Now, the cultural influence of Russia has helped to turn the official policy towards that which actively supports the persecution of sexual minorities. Russia through its own politics has managed to draw outside focus to its internal policies while beyond its borders minorities across the former Soviet Union are attacked and demonised without arousing outrage in the West.
2014 protest against Kyrgyzstan’s proposed anti-“gay propaganda” law
The region’s struggles have been defined by the isolation that helped create its current atmosphere. Growing influence from Russia and the political indifference seen from the West helped create a situation in which lawmakers were able to target marginalised groups to further their own political ideology.

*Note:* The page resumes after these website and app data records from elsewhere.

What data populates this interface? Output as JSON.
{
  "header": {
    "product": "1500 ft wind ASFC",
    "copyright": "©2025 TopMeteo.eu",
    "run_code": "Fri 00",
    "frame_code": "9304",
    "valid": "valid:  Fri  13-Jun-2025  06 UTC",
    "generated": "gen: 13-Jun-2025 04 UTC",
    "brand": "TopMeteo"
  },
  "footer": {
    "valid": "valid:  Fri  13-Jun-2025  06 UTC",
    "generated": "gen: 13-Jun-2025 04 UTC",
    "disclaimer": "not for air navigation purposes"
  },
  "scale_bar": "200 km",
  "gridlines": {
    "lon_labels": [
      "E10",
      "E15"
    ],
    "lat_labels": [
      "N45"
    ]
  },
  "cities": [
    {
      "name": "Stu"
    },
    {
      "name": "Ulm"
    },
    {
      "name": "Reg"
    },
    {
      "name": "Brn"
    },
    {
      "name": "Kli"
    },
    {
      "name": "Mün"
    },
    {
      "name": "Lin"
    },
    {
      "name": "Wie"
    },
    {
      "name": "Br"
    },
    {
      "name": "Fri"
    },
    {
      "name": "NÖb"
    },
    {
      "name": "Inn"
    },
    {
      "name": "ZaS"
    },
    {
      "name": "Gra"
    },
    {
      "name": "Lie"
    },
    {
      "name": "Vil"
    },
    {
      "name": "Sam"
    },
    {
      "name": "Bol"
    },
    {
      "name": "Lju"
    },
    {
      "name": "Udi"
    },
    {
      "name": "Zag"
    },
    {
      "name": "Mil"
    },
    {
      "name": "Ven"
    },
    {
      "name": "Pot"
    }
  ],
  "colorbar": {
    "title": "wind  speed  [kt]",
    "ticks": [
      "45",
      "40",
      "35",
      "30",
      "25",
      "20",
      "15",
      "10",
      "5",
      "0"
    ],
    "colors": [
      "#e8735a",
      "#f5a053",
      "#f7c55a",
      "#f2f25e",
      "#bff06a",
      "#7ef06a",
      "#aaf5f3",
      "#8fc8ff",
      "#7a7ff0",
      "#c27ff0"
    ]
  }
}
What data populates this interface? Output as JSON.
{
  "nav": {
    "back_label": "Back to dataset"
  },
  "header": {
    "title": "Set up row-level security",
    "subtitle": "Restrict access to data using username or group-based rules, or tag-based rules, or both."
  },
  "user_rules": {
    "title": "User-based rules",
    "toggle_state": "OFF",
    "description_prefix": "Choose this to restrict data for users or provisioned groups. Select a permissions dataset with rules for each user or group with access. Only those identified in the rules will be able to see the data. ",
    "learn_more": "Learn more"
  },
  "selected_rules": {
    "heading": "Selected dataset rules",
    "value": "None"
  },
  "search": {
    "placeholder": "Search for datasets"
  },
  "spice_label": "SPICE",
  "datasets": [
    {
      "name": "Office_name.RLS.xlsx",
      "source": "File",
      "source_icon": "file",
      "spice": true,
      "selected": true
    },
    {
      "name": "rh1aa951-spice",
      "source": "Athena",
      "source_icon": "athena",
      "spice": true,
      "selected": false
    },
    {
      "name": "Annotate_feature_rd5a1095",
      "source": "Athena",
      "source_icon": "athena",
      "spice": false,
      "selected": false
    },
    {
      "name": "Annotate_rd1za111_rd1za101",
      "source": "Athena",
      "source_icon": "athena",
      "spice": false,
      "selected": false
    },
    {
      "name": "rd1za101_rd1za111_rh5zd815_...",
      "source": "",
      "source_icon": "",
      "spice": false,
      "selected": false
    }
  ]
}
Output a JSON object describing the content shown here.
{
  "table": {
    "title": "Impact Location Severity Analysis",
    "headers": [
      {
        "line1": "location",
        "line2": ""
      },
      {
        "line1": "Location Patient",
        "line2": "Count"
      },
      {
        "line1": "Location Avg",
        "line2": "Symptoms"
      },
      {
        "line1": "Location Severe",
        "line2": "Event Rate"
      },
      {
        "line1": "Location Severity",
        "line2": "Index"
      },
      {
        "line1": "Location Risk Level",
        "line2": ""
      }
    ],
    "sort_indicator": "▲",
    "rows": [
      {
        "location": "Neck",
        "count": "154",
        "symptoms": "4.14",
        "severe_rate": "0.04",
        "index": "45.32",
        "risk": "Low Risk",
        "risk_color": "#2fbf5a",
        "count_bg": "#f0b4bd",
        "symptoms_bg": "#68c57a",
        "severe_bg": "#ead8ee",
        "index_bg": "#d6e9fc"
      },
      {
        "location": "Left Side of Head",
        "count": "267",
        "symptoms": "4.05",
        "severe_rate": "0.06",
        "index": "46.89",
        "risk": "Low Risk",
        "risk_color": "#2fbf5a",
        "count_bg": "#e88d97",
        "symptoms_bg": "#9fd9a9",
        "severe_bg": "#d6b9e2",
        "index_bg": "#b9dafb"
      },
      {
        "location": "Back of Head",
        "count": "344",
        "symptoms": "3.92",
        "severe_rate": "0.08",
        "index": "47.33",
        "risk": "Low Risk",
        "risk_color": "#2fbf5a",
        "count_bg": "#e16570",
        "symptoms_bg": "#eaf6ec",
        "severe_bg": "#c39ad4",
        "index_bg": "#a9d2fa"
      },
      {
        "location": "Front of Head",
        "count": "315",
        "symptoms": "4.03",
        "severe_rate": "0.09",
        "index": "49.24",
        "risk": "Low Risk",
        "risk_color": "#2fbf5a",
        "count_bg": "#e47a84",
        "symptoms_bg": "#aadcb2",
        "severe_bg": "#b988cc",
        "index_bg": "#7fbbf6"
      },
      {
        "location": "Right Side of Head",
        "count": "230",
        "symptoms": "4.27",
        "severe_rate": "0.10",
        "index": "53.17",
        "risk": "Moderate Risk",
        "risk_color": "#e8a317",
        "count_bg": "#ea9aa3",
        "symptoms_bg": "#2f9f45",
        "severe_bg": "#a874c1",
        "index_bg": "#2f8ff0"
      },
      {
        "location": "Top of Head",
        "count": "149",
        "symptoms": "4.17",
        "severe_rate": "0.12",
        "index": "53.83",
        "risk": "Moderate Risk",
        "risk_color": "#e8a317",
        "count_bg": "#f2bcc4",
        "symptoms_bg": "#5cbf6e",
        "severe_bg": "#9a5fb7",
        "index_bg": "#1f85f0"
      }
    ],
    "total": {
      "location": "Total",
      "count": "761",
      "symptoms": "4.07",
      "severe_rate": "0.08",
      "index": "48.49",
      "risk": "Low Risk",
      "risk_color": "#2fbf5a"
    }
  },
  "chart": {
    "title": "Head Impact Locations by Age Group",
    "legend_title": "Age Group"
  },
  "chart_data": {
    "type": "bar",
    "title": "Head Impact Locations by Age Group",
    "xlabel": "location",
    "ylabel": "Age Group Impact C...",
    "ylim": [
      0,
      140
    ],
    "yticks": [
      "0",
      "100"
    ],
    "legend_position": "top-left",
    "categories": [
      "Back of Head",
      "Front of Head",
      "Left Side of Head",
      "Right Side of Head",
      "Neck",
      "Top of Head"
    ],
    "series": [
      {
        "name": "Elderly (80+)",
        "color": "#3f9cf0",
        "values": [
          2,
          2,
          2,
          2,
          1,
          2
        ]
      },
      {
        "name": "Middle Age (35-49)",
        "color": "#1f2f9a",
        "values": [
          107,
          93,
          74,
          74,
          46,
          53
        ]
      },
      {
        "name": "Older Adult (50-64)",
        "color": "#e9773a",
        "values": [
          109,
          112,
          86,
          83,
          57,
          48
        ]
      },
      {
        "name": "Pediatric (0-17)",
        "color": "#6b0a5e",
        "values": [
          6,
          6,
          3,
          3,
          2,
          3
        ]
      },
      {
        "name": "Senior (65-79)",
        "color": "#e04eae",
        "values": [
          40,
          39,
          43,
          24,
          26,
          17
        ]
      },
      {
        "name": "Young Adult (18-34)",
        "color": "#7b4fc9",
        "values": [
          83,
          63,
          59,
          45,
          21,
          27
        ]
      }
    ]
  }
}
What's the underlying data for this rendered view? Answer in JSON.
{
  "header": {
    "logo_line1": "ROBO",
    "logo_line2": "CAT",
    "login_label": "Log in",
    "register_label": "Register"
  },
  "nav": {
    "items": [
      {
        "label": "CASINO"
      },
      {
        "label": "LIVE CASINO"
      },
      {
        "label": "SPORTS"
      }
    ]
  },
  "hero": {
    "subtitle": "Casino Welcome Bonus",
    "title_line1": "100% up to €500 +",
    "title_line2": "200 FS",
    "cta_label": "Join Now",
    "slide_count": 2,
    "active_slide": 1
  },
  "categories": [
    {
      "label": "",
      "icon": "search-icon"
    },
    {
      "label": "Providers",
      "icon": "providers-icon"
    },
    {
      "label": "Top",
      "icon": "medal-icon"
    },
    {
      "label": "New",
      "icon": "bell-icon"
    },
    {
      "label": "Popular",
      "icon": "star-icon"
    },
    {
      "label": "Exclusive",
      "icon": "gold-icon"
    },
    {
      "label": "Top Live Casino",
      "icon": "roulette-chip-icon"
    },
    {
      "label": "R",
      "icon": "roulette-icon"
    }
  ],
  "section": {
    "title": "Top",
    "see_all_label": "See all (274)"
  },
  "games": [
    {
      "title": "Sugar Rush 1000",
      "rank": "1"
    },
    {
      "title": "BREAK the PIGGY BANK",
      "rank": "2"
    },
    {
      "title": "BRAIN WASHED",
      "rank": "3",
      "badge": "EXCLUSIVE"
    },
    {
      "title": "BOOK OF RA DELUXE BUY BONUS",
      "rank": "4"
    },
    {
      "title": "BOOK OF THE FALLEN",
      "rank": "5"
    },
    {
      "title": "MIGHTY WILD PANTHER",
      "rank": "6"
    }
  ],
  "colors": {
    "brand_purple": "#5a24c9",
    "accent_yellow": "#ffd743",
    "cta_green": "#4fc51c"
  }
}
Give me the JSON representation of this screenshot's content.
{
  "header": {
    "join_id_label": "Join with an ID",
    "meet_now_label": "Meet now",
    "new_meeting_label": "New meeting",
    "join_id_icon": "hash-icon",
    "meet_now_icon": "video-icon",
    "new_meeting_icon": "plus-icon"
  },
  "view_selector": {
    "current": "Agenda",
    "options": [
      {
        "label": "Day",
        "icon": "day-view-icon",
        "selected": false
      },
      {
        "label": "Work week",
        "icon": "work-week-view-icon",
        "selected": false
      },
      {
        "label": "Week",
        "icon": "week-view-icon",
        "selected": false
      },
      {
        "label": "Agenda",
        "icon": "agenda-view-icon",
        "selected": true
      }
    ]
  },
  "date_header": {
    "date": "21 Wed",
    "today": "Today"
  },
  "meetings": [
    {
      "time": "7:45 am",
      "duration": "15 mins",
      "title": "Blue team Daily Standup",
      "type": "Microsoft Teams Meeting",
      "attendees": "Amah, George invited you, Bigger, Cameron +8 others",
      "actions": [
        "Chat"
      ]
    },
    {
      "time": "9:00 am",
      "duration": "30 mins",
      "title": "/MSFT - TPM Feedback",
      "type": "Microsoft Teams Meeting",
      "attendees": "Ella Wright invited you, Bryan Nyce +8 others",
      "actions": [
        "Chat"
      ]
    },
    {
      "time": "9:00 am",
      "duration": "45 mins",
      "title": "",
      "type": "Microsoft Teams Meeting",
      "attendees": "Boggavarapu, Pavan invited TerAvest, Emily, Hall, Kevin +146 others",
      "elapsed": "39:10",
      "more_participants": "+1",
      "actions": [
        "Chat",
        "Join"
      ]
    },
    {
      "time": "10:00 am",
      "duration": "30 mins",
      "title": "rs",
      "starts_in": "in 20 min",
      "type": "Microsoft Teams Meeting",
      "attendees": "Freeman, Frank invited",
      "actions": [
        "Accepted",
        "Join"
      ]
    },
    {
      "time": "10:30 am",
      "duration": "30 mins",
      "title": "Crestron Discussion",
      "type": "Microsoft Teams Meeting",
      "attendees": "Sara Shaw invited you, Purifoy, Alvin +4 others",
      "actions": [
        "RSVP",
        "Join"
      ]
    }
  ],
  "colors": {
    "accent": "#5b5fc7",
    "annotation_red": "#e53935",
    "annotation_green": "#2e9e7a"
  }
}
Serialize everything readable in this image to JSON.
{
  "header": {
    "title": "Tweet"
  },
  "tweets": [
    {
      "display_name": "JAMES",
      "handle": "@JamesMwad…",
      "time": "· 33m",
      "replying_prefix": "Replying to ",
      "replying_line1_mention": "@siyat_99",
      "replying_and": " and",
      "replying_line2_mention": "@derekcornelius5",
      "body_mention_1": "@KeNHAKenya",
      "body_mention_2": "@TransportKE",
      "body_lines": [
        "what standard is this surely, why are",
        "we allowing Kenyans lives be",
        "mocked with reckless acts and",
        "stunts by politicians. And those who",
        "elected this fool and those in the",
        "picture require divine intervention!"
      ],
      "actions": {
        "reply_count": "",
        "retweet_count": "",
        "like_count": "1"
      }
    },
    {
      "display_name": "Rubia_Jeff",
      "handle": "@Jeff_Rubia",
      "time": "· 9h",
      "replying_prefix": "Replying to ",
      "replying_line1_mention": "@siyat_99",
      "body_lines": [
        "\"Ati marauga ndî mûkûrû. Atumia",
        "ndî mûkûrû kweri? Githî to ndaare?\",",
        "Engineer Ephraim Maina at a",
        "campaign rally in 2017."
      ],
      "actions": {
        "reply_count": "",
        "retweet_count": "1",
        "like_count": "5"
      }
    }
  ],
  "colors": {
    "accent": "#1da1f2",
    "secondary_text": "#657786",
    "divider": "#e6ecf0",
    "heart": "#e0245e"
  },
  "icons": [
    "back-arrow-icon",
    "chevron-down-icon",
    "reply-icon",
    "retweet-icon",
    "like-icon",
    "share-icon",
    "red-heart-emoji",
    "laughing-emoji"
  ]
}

We should not look at the issues surrounding Kyrgyzstan as a battle of East vs West, but one of right vs. wrong. It is important to validate the local culture and protect it from Western encroachment while our attempts to support international justice are ongoing. But also it is important to ensure that our fight for LGBTI rights remains and international battle, touching on all areas of the world where it is needed.
We must ensure that our approach to distant issues is informed, sympathetic and not shaped by our misconceptions or prejudices and that we approach all problems as unique and separate issues. We must not allowed at-risk communities to remain in danger while the media concerns itself with their token bad guys. More than anything we must do everything we can to ensure that marginalised groups are supported and that attacks on LGBTI groups do not continue.
What you can do
You can support the LGBTI community by supporting the important work of Labrys. For more information on the group and how you can help, visit their website.
Tom Ana is a British writer and campaigner currently living in Budapest, Hungary. He has a strong interest in human rights, equality and geopolitics. He is a Mobilisation and Outreach Officer for the International Day Against Homophobia, Transphobia and Biphobia and also runs the blog Euroclash!. You can also follow him on Twitter.